The following article first appeared in The Echo of Cantley Volume 27 no 5, November 2015. This article is made available for the enjoyment of others with the express permission of the Echo of Cantley.
Why November 11th?
Remembrance Day marks the anniversary of the official end of the World War ihostilities on November 11, 1918. Canadians pause on this day in silence at 11:00 a.m. to remember those who died in war. The official Canadian national ceremonies are held at the National War Memorial in Ottawa. Local ceremonies are held in Chelsea (at 10:45 a.m. at Chelsea Pioneer Cemetery and Cenotaph, Route 105, Chelsea, at the graveside of Private Richard Rowland Thompson, the only Canadian to receive the prestigious "Queen's Scarf " for heroism in the Boer War) and in Wakefield (at 11:00 a.m. at Wakefield Cenotaph, followed by reception at Wakefield Legion).
As well as remembering those who died in war, this is also a day to refl ect on what we are doing as individuals, as a community and as a nation to support those soldiers who return from war, maimed in mind and body, and ultimately, to bring peace into the world.
Cantley sent its share of young men and two young women into service, as we have written about in past issues of the Echo of Cantley. We are fortunate that most returned home to take up their lives again. Sadly, though, several young men from Cantley or connected to Cantley, are buried overseas: William H. Smillie (1915, Dardanelle), Allan Farmer (1917, Passchendaele, age 21), Cletus Holmes (1943, Germany, age 21), Eldon Storey (1944, France, age 22), Donald D. Connor (1944, Netherlands, age 21) and Lawrence McGarry (1945, Netherlands, age 25). Let the red poppies that we wear in the days leading up to Remembrance Day, honour their sacrifice and that of their families.
The details of the heroic death of one of these young men, Donald Daubney Connor, the son of William Connor and Effie Daubney, is documented in Faces of War, A Collection by Dave Brown, published by General Store Publishing House:
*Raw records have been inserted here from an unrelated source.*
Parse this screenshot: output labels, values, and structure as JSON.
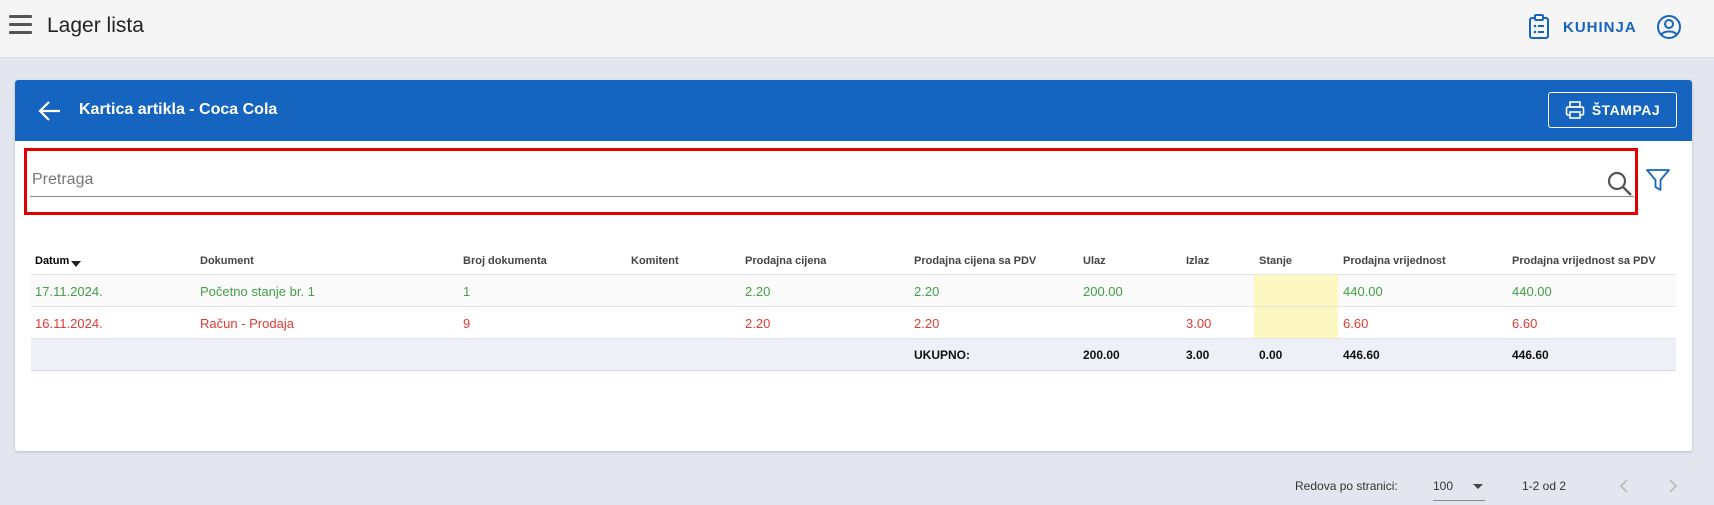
{
  "topbar": {
    "title": "Lager lista",
    "kitchen_label": "KUHINJA"
  },
  "card": {
    "title": "Kartica artikla - Coca Cola",
    "print_label": "ŠTAMPAJ",
    "search_placeholder": "Pretraga"
  },
  "table": {
    "columns": [
      "Datum",
      "Dokument",
      "Broj dokumenta",
      "Komitent",
      "Prodajna cijena",
      "Prodajna cijena sa PDV",
      "Ulaz",
      "Izlaz",
      "Stanje",
      "Prodajna vrijednost",
      "Prodajna vrijednost sa PDV"
    ],
    "sorted_column": "Datum",
    "sort_direction": "descending",
    "rows": [
      {
        "datum": "17.11.2024.",
        "dokument": "Početno stanje br. 1",
        "broj": "1",
        "komitent": "",
        "cijena": "2.20",
        "cijena_pdv": "2.20",
        "ulaz": "200.00",
        "izlaz": "",
        "stanje": "",
        "vrijednost": "440.00",
        "vrijednost_pdv": "440.00",
        "status_color": "#43a047"
      },
      {
        "datum": "16.11.2024.",
        "dokument": "Račun - Prodaja",
        "broj": "9",
        "komitent": "",
        "cijena": "2.20",
        "cijena_pdv": "2.20",
        "ulaz": "",
        "izlaz": "3.00",
        "stanje": "",
        "vrijednost": "6.60",
        "vrijednost_pdv": "6.60",
        "status_color": "#e53935"
      }
    ],
    "totals": {
      "label": "UKUPNO:",
      "ulaz": "200.00",
      "izlaz": "3.00",
      "stanje": "0.00",
      "vrijednost": "446.60",
      "vrijednost_pdv": "446.60"
    }
  },
  "pagination": {
    "rows_per_page_label": "Redova po stranici:",
    "rows_per_page": "100",
    "range": "1-2 od 2"
  },
  "colors": {
    "primary": "#1565c0",
    "highlight": "#e00000",
    "stock_highlight": "#fdf7c2"
  },
  "icons": [
    "menu-icon",
    "clipboard-icon",
    "account-icon",
    "back-arrow-icon",
    "printer-icon",
    "search-icon",
    "filter-icon",
    "chevron-left-icon",
    "chevron-right-icon"
  ]
}
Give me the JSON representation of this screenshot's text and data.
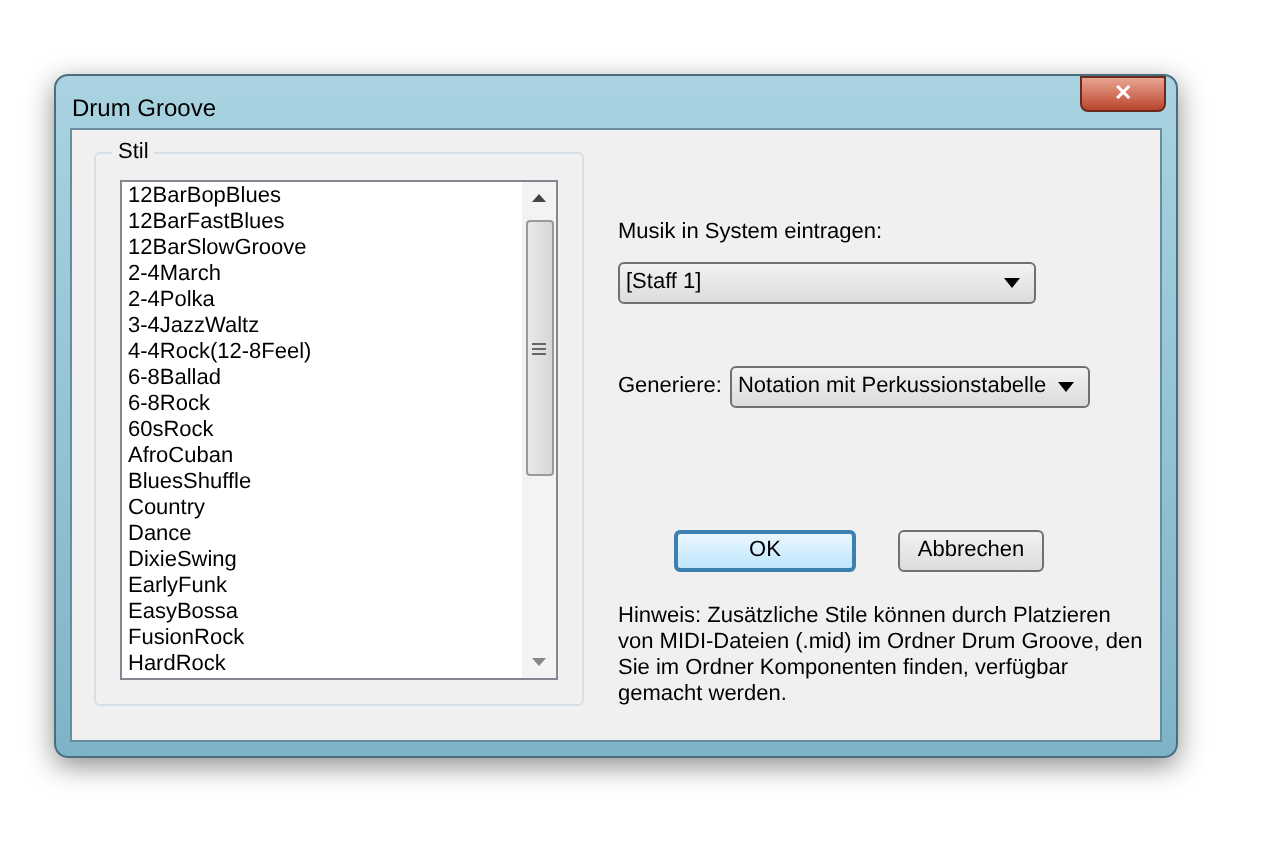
{
  "window": {
    "title": "Drum Groove",
    "close": "✕"
  },
  "style_group": {
    "label": "Stil",
    "items": [
      {
        "label": "12BarBopBlues",
        "selected": false
      },
      {
        "label": "12BarFastBlues",
        "selected": false
      },
      {
        "label": "12BarSlowGroove",
        "selected": false
      },
      {
        "label": "2-4March",
        "selected": false
      },
      {
        "label": "2-4Polka",
        "selected": false
      },
      {
        "label": "3-4JazzWaltz",
        "selected": false
      },
      {
        "label": "4-4Rock(12-8Feel)",
        "selected": false
      },
      {
        "label": "6-8Ballad",
        "selected": false
      },
      {
        "label": "6-8Rock",
        "selected": false
      },
      {
        "label": "60sRock",
        "selected": false
      },
      {
        "label": "AfroCuban",
        "selected": false
      },
      {
        "label": "BluesShuffle",
        "selected": false
      },
      {
        "label": "Country",
        "selected": false
      },
      {
        "label": "Dance",
        "selected": false
      },
      {
        "label": "DixieSwing",
        "selected": false
      },
      {
        "label": "EarlyFunk",
        "selected": false
      },
      {
        "label": "EasyBossa",
        "selected": false
      },
      {
        "label": "FusionRock",
        "selected": false
      },
      {
        "label": "HardRock",
        "selected": false
      }
    ]
  },
  "staff": {
    "label": "Musik in System eintragen:",
    "value": "[Staff 1]"
  },
  "generate": {
    "label": "Generiere:",
    "value": "Notation mit Perkussionstabelle"
  },
  "buttons": [
    {
      "label": "OK",
      "default": true
    },
    {
      "label": "Abbrechen",
      "default": false
    }
  ],
  "note": "Hinweis: Zusätzliche Stile können durch Platzieren von MIDI-Dateien (.mid) im Ordner Drum Groove, den Sie im Ordner Komponenten finden, verfügbar gemacht werden."
}
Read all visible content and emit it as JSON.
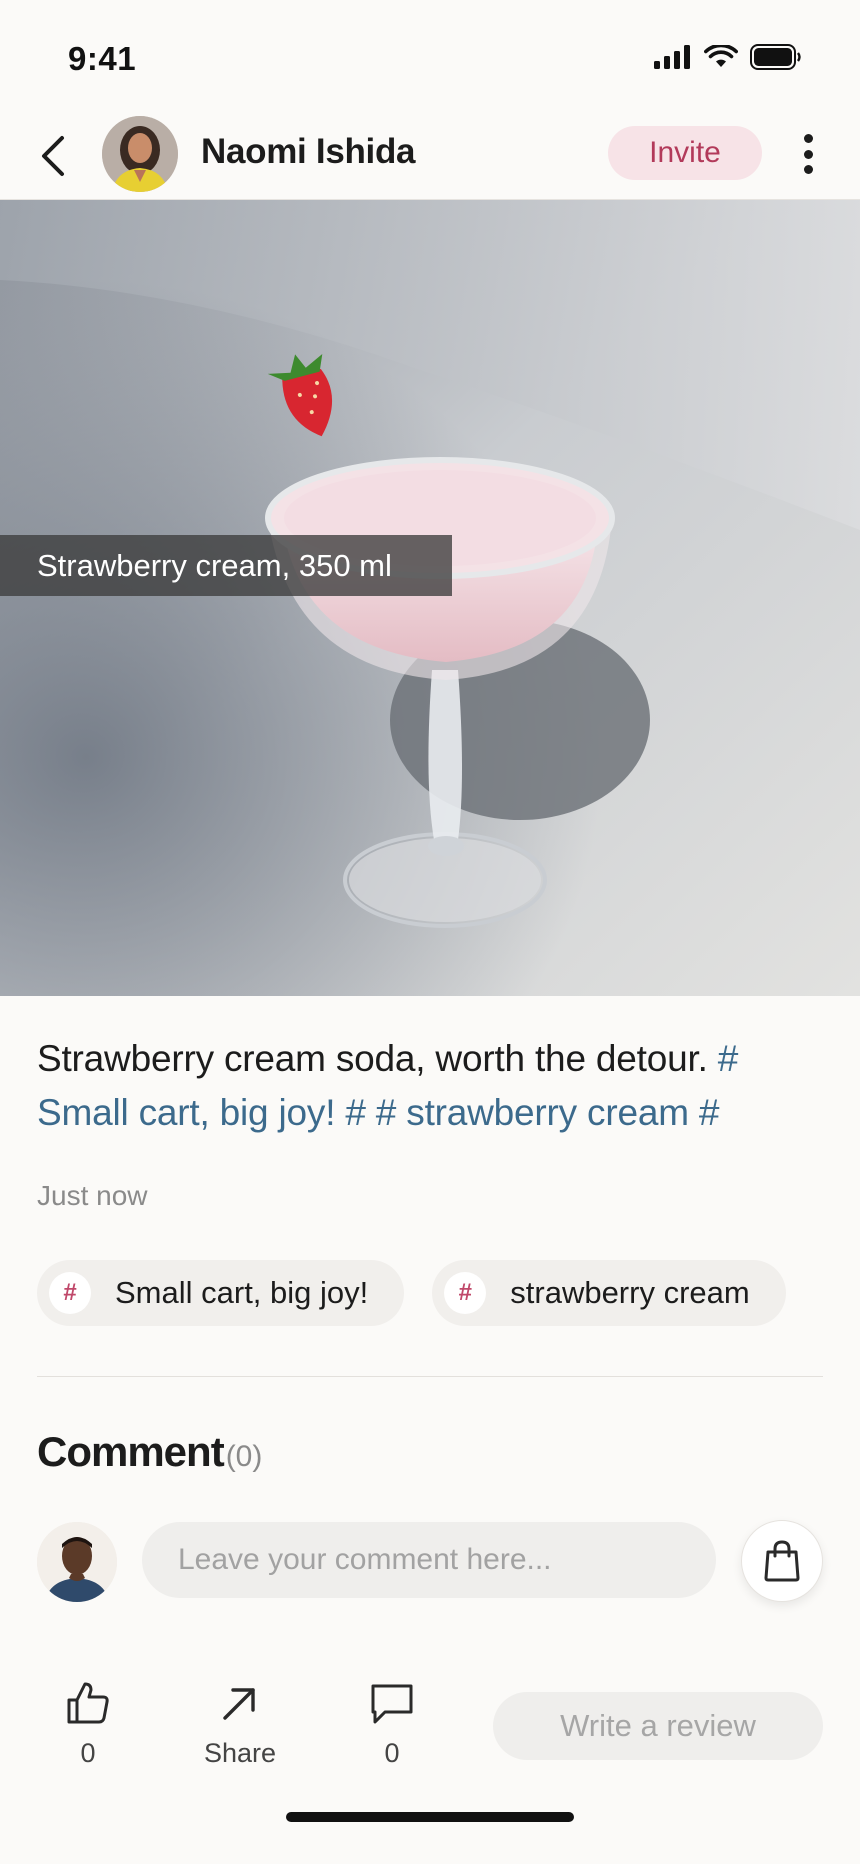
{
  "status_bar": {
    "time": "9:41"
  },
  "header": {
    "author_name": "Naomi Ishida",
    "invite_label": "Invite"
  },
  "post": {
    "image_tag": "Strawberry cream, 350 ml",
    "caption_text": "Strawberry cream soda, worth the detour. ",
    "caption_hashtags": "# Small cart, big joy! # # strawberry cream #",
    "timestamp": "Just now",
    "topics": [
      {
        "hash": "#",
        "label": "Small cart, big joy!"
      },
      {
        "hash": "#",
        "label": "strawberry cream"
      }
    ]
  },
  "comments": {
    "title": "Comment",
    "count": "(0)",
    "input_placeholder": "Leave your comment here..."
  },
  "actions": {
    "like_count": "0",
    "share_label": "Share",
    "comment_count": "0",
    "review_label": "Write a review"
  },
  "colors": {
    "accent": "#b23a5a",
    "hashtag": "#3c6a8c",
    "background": "#fbfaf8"
  }
}
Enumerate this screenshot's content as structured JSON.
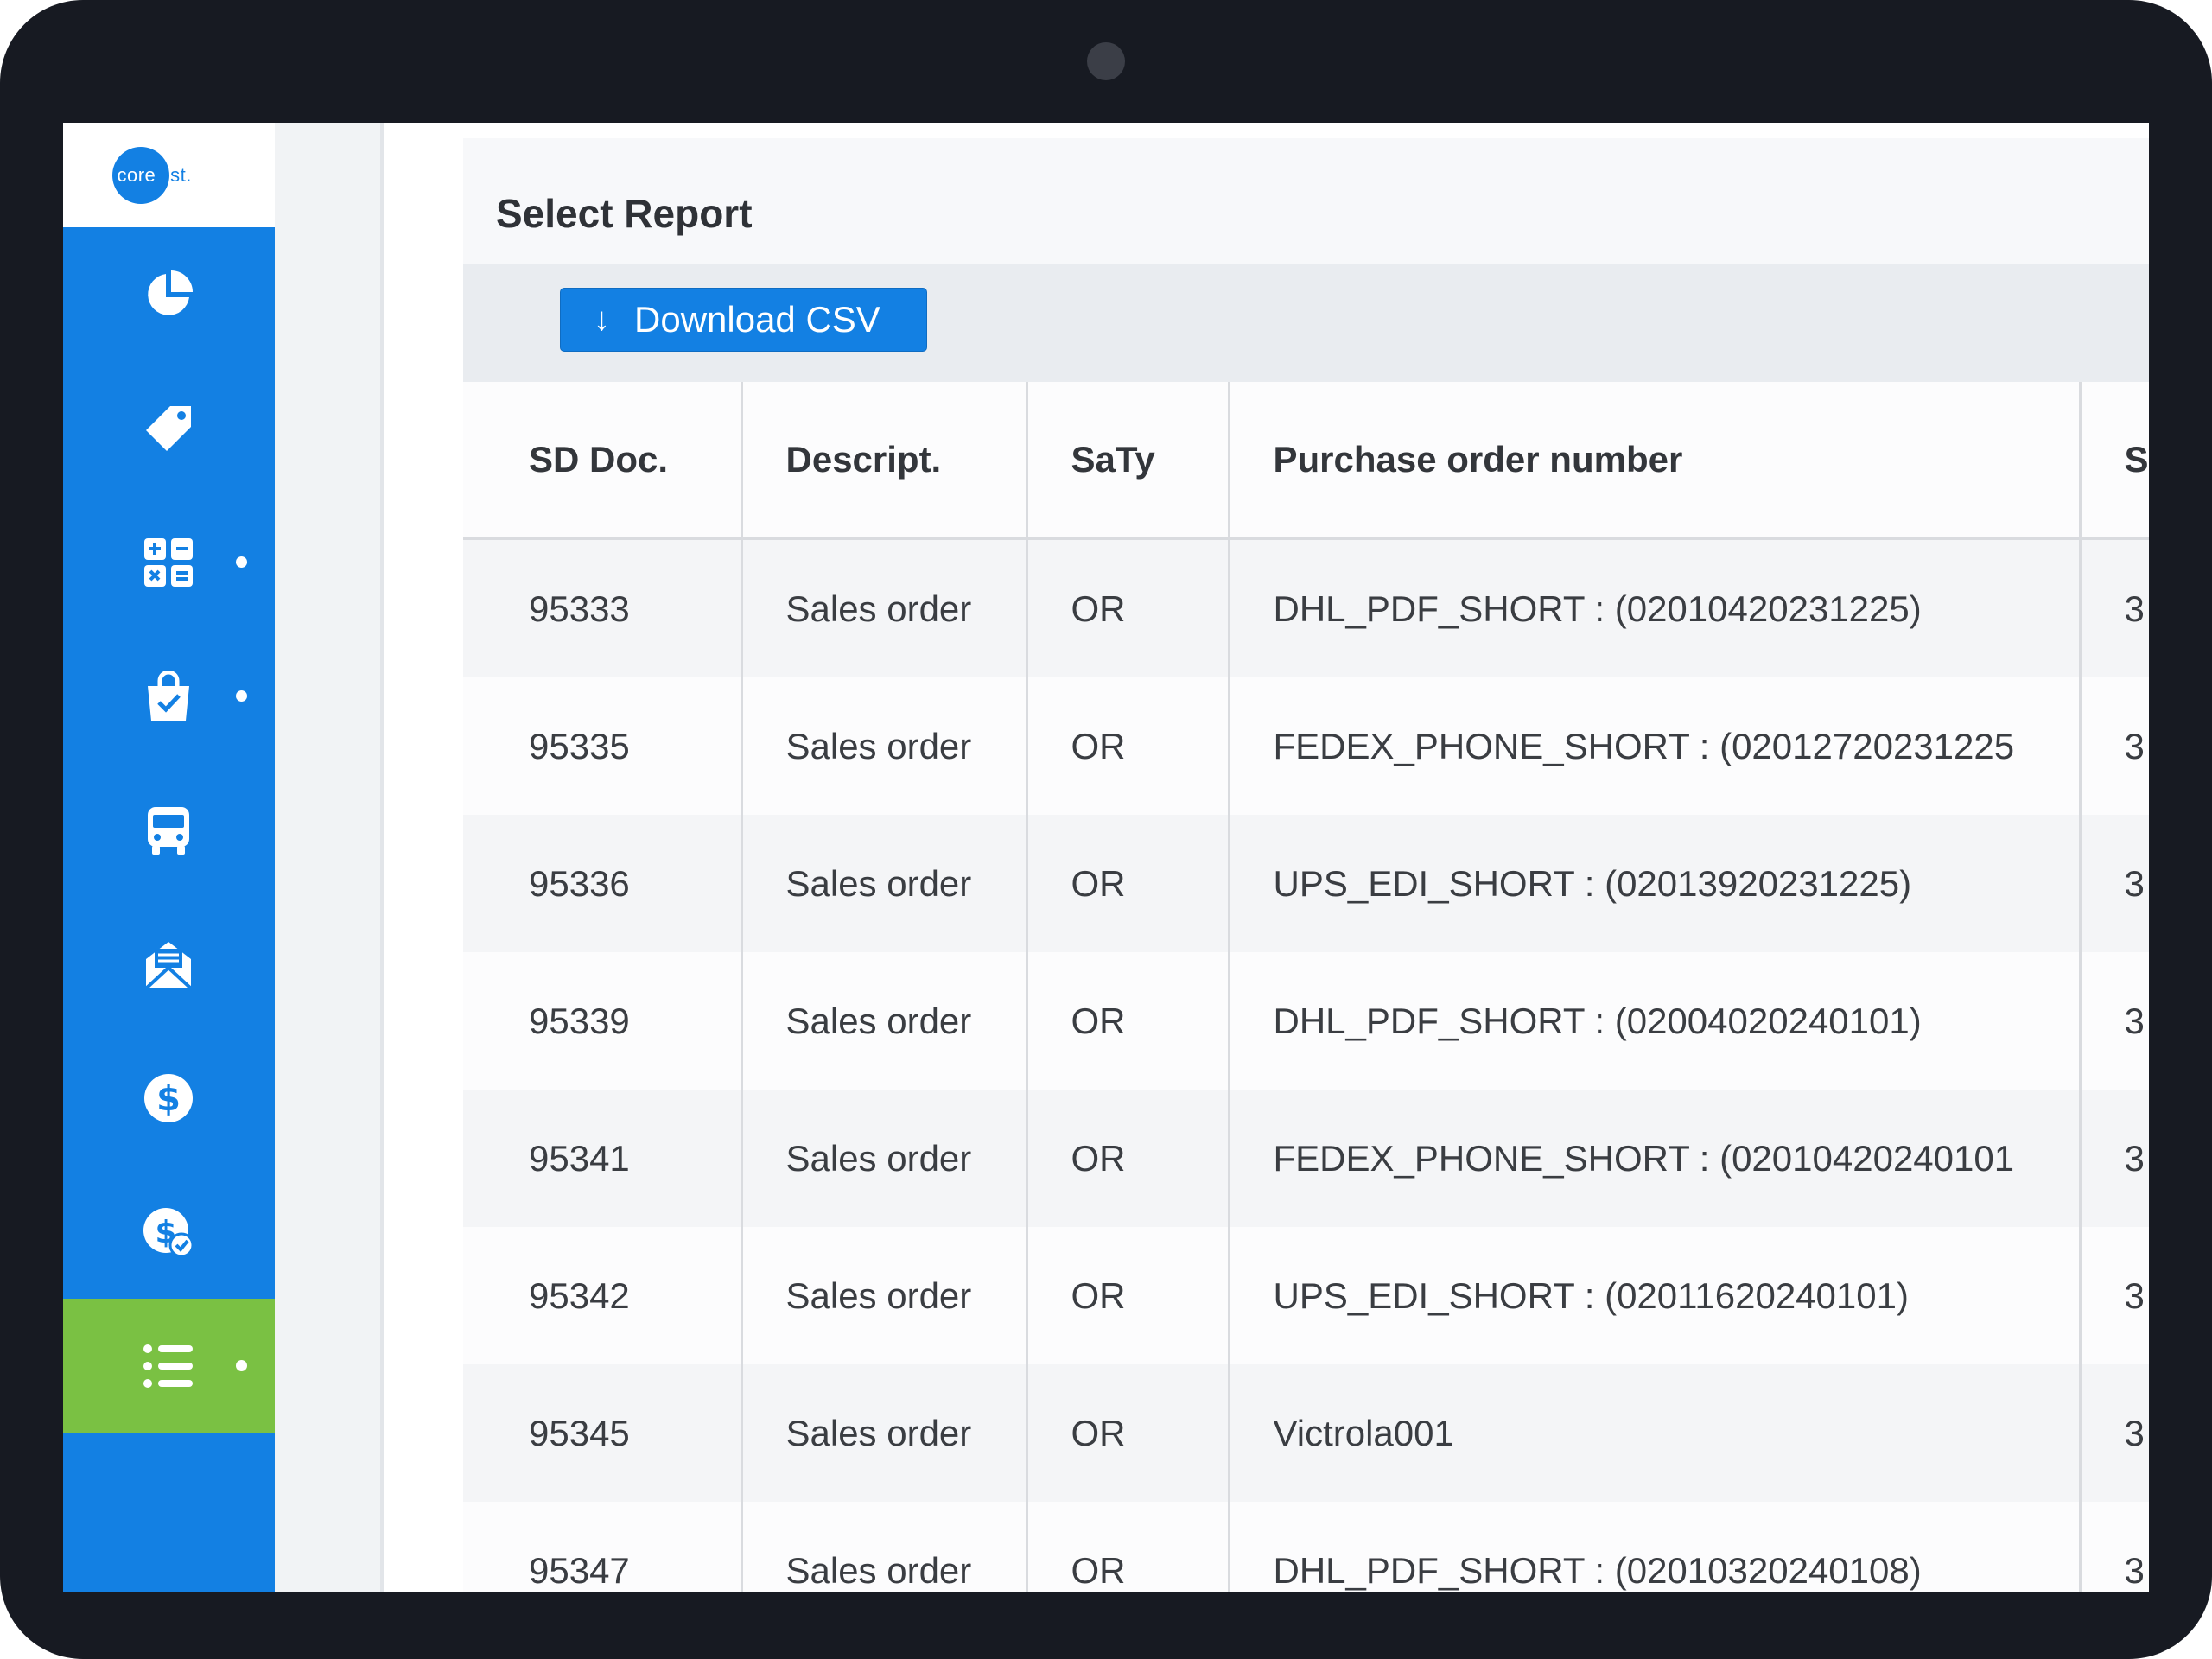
{
  "brand": {
    "logo_text_left": "core",
    "logo_text_right": "vist."
  },
  "sidebar": {
    "items": [
      {
        "name": "dashboard",
        "icon": "pie-chart-icon",
        "has_dot": false,
        "active": false
      },
      {
        "name": "pricing",
        "icon": "tag-icon",
        "has_dot": false,
        "active": false
      },
      {
        "name": "catalog",
        "icon": "calculator-grid-icon",
        "has_dot": true,
        "active": false
      },
      {
        "name": "orders",
        "icon": "shopping-bag-check-icon",
        "has_dot": true,
        "active": false
      },
      {
        "name": "shipping",
        "icon": "bus-icon",
        "has_dot": false,
        "active": false
      },
      {
        "name": "messages",
        "icon": "envelope-open-icon",
        "has_dot": false,
        "active": false
      },
      {
        "name": "payments",
        "icon": "dollar-circle-icon",
        "has_dot": false,
        "active": false
      },
      {
        "name": "invoices",
        "icon": "dollar-check-icon",
        "has_dot": false,
        "active": false
      },
      {
        "name": "reports",
        "icon": "list-icon",
        "has_dot": true,
        "active": true
      }
    ],
    "colors": {
      "primary": "#1380e3",
      "active": "#7ac143"
    }
  },
  "page": {
    "title": "Select Report",
    "download_label": "Download CSV"
  },
  "table": {
    "headers": [
      "SD Doc.",
      "Descript.",
      "SaTy",
      "Purchase order number",
      "S"
    ],
    "rows": [
      [
        "95333",
        "Sales order",
        "OR",
        "DHL_PDF_SHORT : (02010420231225)",
        "3"
      ],
      [
        "95335",
        "Sales order",
        "OR",
        "FEDEX_PHONE_SHORT : (02012720231225",
        "3"
      ],
      [
        "95336",
        "Sales order",
        "OR",
        "UPS_EDI_SHORT : (02013920231225)",
        "3"
      ],
      [
        "95339",
        "Sales order",
        "OR",
        "DHL_PDF_SHORT : (02004020240101)",
        "3"
      ],
      [
        "95341",
        "Sales order",
        "OR",
        "FEDEX_PHONE_SHORT : (02010420240101",
        "3"
      ],
      [
        "95342",
        "Sales order",
        "OR",
        "UPS_EDI_SHORT : (02011620240101)",
        "3"
      ],
      [
        "95345",
        "Sales order",
        "OR",
        "Victrola001",
        "3"
      ],
      [
        "95347",
        "Sales order",
        "OR",
        "DHL_PDF_SHORT : (02010320240108)",
        "3"
      ]
    ]
  }
}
"On the night of November 1, 1944, F/O (Flying Officer) Connor, the only son of William Connor, of the Connor Washer Co. of LeBreton Flats, was at the controls of a spanking new Lancaster bomber returned from a raid into Germany. The machine was fitted with the latest radar, and its operator, Gordon Leppington, thought there was something suspicious moving in astern, but was assured by gunners there was nothing. Then came a yell: "That sonofabitch opened up on us!" It was a German night fighter. A storm of heavy bullets ripped the fl oor out of the aircraft and set two engines ablaze... The skipper over the intercom ordered everybody to be calm, they had been through this before and made it home on two working engines left. He ordered engineer Ray Joiner to cut off the fuel supply to the burning engines. Then came the unexpected order from the skipper: "Emergency! Jump! Jump!"... The skipper fought to keep the craft under control long enough for his crew to get out. On the ground, residents of Linne saw the burning aircraft in a shallow dive heading for their village. At the last moment, the plane pulled up and over the community, and crashed a few metres clear of buildings. Even then, residents realized the pilot had sacrificed his life for theirs, and asked their German occupiers for permission to bury him." Donald was 21 years old.
"At the going down of the sun and in the morning, We will remember them" (For the Fallen, poem, Laurence Binyon, 1914).
Mary Holmes is a board member of Cantley 1889. If you have stories or photographs of your family members who served in Canada's military in World War ior Iior in Korea, Cantley 1889 would appreciate hearing from you at firstname.lastname@example.org or by contacting any of its board members.